Exercise input -

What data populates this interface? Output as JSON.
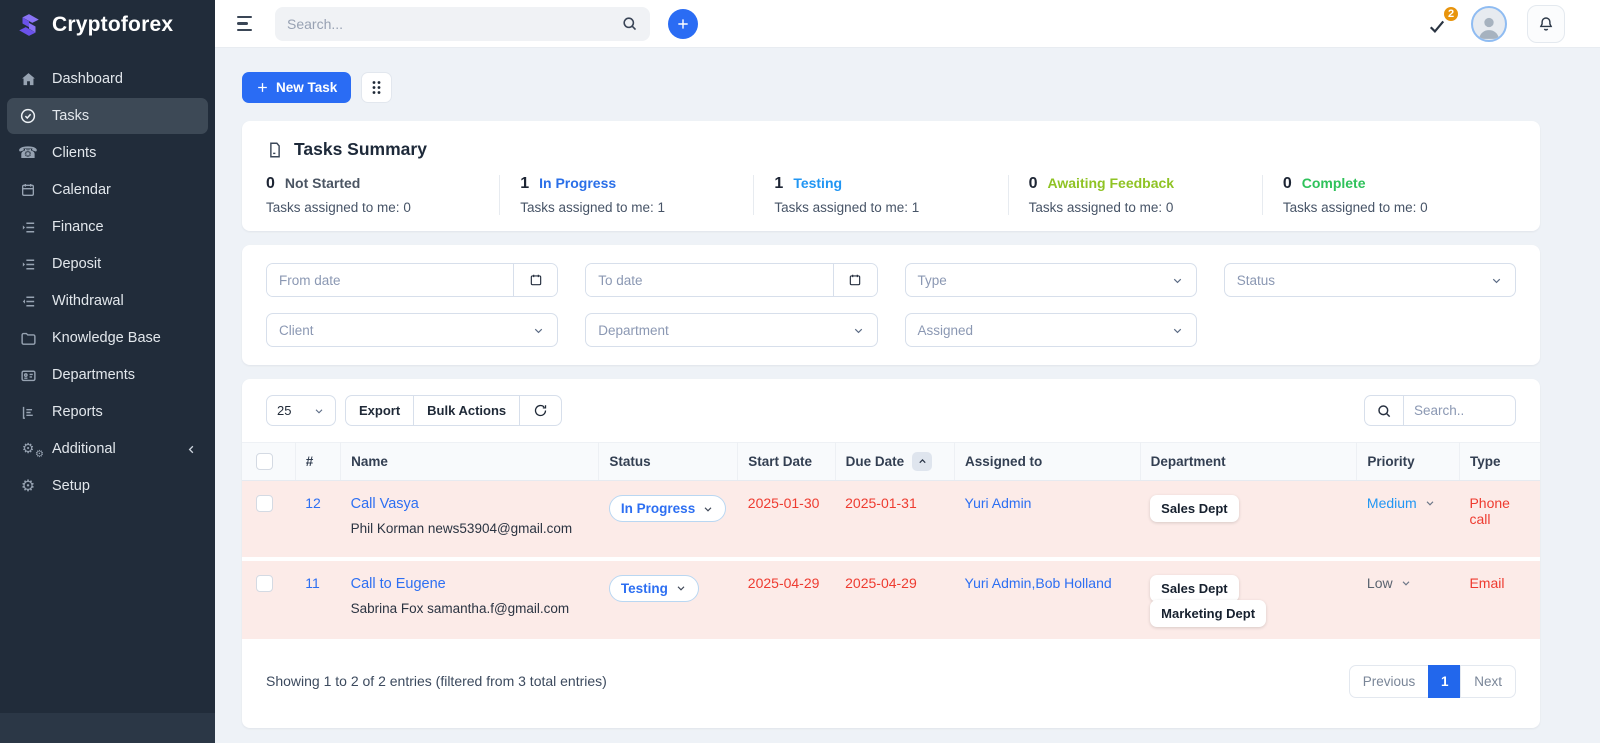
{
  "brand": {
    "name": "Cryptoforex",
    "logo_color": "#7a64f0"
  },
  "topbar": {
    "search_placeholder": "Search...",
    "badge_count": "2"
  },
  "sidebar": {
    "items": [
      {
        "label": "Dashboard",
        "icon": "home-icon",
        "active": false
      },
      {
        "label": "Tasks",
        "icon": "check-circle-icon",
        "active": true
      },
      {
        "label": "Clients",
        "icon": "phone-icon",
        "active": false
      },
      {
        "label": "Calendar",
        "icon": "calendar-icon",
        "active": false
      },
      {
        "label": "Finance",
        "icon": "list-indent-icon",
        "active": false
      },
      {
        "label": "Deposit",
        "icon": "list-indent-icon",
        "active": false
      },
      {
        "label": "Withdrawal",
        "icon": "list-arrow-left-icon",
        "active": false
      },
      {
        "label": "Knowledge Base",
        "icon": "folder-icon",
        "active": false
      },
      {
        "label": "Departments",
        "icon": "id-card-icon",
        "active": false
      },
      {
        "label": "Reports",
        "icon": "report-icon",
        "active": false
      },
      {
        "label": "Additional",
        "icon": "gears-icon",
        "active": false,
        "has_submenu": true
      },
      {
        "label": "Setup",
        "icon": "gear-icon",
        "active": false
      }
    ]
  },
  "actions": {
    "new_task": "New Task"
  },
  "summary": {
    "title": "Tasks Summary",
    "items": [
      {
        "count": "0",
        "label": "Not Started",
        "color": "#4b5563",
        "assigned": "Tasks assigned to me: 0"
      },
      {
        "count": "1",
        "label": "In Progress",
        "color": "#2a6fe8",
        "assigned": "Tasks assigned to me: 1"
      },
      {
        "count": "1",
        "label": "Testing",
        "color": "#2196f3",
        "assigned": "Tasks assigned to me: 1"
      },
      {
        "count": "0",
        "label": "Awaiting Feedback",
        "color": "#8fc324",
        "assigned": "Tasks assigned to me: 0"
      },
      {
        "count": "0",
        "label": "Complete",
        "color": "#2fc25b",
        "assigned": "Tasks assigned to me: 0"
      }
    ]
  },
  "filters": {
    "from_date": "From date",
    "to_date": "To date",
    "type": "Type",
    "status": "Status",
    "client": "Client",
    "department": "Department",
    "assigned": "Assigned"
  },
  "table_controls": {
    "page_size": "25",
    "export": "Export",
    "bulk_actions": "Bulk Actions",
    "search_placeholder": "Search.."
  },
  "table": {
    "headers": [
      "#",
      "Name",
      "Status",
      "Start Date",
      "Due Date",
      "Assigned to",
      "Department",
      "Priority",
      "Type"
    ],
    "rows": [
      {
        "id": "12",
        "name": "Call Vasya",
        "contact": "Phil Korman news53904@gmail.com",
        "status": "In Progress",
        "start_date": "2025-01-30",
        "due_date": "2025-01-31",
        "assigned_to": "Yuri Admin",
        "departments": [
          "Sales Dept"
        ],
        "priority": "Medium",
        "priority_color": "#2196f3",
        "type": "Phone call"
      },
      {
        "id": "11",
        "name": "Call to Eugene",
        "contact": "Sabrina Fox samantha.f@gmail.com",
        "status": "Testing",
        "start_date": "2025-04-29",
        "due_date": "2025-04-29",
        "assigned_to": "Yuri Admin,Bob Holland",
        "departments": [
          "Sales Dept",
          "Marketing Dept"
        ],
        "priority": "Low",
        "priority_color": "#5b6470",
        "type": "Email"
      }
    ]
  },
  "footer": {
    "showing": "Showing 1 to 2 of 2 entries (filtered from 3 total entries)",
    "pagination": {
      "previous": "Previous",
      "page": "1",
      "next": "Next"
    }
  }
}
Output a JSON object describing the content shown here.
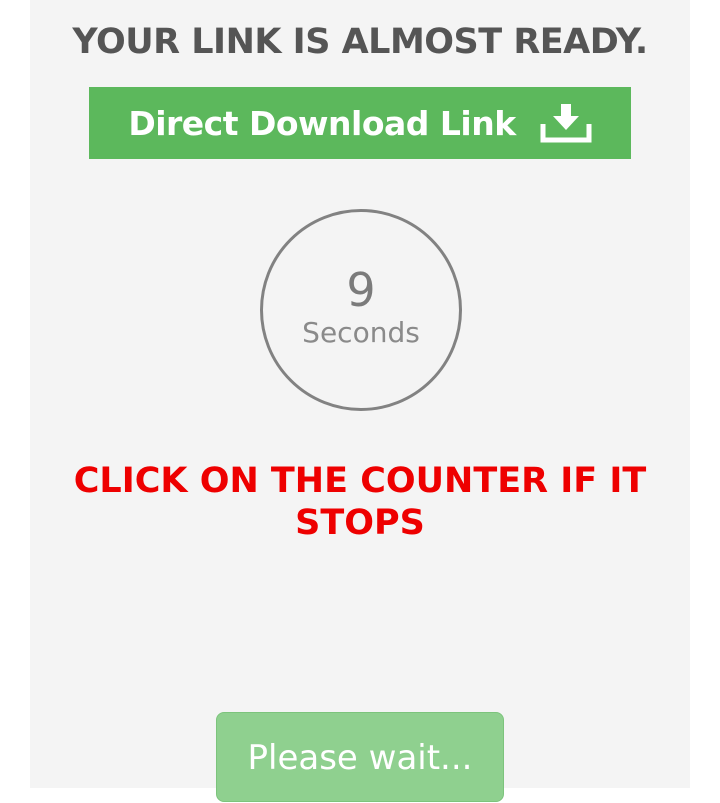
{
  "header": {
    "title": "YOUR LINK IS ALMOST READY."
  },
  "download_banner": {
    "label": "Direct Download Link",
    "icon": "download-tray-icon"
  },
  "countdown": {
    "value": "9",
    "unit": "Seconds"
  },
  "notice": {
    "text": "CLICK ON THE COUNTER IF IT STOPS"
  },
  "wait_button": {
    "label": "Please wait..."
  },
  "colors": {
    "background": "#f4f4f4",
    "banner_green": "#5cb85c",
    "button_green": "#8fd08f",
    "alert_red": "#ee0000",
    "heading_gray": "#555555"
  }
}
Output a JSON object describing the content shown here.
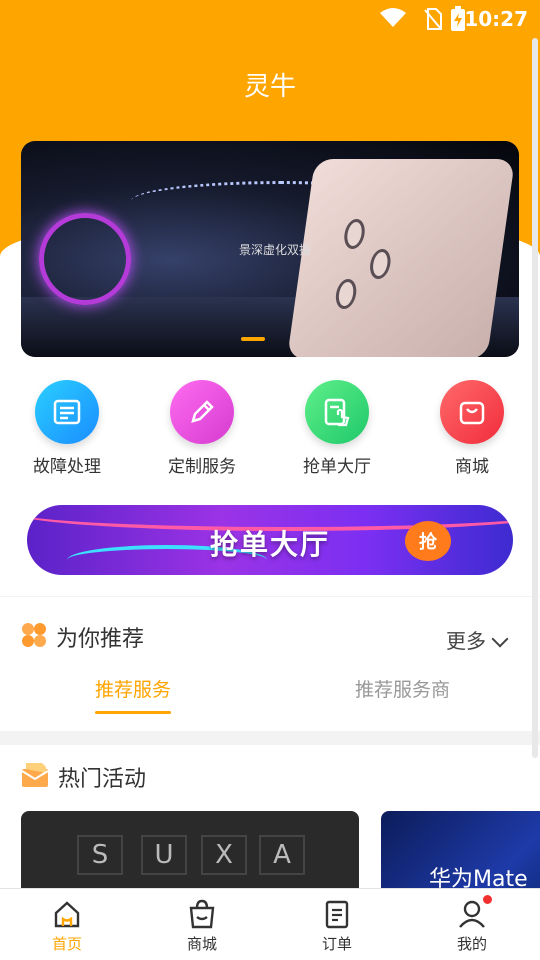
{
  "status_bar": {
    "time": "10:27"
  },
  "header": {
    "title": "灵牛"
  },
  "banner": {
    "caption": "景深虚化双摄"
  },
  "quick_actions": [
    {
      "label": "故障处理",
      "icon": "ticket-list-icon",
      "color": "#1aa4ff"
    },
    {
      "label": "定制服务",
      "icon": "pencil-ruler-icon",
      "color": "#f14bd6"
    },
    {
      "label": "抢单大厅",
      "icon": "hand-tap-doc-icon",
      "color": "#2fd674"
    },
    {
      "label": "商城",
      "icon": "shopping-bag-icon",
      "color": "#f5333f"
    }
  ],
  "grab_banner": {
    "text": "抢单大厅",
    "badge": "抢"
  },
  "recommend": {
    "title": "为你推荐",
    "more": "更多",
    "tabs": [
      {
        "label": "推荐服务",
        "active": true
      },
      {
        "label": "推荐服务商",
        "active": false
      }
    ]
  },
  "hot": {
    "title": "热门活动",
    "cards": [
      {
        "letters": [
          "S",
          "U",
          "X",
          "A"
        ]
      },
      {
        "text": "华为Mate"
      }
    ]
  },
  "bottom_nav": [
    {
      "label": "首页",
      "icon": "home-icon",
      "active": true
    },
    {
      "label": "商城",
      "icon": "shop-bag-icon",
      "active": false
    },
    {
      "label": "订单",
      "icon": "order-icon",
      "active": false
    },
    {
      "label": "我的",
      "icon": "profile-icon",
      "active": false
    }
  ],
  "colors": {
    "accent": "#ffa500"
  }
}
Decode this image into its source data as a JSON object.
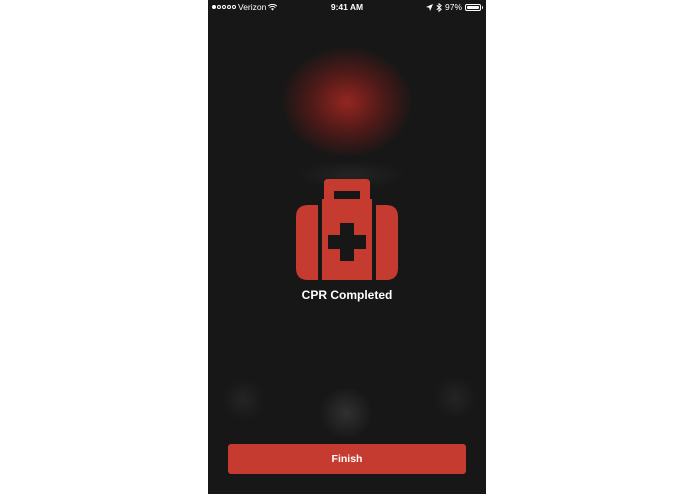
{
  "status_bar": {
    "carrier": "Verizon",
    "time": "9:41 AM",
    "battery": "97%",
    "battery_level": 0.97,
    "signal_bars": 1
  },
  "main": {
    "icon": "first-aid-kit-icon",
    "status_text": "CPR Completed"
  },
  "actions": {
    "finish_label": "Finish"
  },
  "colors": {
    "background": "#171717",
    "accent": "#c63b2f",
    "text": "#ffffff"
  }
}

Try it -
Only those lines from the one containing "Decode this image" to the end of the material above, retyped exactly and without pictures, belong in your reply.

Response to the exercise -
Decode this image into its source data as a JSON object.
{
  "status_bar": {
    "carrier": "Verizon",
    "time": "9:41 AM",
    "battery": "97%",
    "battery_level": 0.97,
    "signal_bars": 1
  },
  "main": {
    "icon": "first-aid-kit-icon",
    "status_text": "CPR Completed"
  },
  "actions": {
    "finish_label": "Finish"
  },
  "colors": {
    "background": "#171717",
    "accent": "#c63b2f",
    "text": "#ffffff"
  }
}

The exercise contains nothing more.